Please print out every line of the material, unchanged.
--- SUPPLIED RECORDS ---
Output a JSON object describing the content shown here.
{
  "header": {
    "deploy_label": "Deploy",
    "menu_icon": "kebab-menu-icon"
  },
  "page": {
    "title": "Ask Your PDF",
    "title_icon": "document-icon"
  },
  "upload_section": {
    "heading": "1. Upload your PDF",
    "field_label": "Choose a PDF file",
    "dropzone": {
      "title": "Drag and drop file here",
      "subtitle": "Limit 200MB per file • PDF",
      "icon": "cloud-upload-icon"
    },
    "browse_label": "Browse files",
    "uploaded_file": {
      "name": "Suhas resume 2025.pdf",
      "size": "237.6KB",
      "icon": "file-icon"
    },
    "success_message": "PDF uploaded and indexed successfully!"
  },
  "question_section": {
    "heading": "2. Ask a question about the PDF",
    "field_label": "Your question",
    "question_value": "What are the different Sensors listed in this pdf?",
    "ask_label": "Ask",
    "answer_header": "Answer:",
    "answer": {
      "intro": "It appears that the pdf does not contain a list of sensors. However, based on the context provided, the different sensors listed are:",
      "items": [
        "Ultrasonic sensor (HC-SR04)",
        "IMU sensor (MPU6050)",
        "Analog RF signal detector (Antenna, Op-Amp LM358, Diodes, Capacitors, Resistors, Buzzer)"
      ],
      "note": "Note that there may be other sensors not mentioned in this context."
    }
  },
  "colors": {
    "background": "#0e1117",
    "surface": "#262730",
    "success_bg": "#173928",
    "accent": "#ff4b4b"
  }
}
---
SOLUTION TO THIS TASK:
Output a JSON object describing the content shown here.
{
  "header": {
    "deploy_label": "Deploy",
    "menu_icon": "kebab-menu-icon"
  },
  "page": {
    "title": "Ask Your PDF",
    "title_icon": "document-icon"
  },
  "upload_section": {
    "heading": "1. Upload your PDF",
    "field_label": "Choose a PDF file",
    "dropzone": {
      "title": "Drag and drop file here",
      "subtitle": "Limit 200MB per file • PDF",
      "icon": "cloud-upload-icon"
    },
    "browse_label": "Browse files",
    "uploaded_file": {
      "name": "Suhas resume 2025.pdf",
      "size": "237.6KB",
      "icon": "file-icon"
    },
    "success_message": "PDF uploaded and indexed successfully!"
  },
  "question_section": {
    "heading": "2. Ask a question about the PDF",
    "field_label": "Your question",
    "question_value": "What are the different Sensors listed in this pdf?",
    "ask_label": "Ask",
    "answer_header": "Answer:",
    "answer": {
      "intro": "It appears that the pdf does not contain a list of sensors. However, based on the context provided, the different sensors listed are:",
      "items": [
        "Ultrasonic sensor (HC-SR04)",
        "IMU sensor (MPU6050)",
        "Analog RF signal detector (Antenna, Op-Amp LM358, Diodes, Capacitors, Resistors, Buzzer)"
      ],
      "note": "Note that there may be other sensors not mentioned in this context."
    }
  },
  "colors": {
    "background": "#0e1117",
    "surface": "#262730",
    "success_bg": "#173928",
    "accent": "#ff4b4b"
  }
}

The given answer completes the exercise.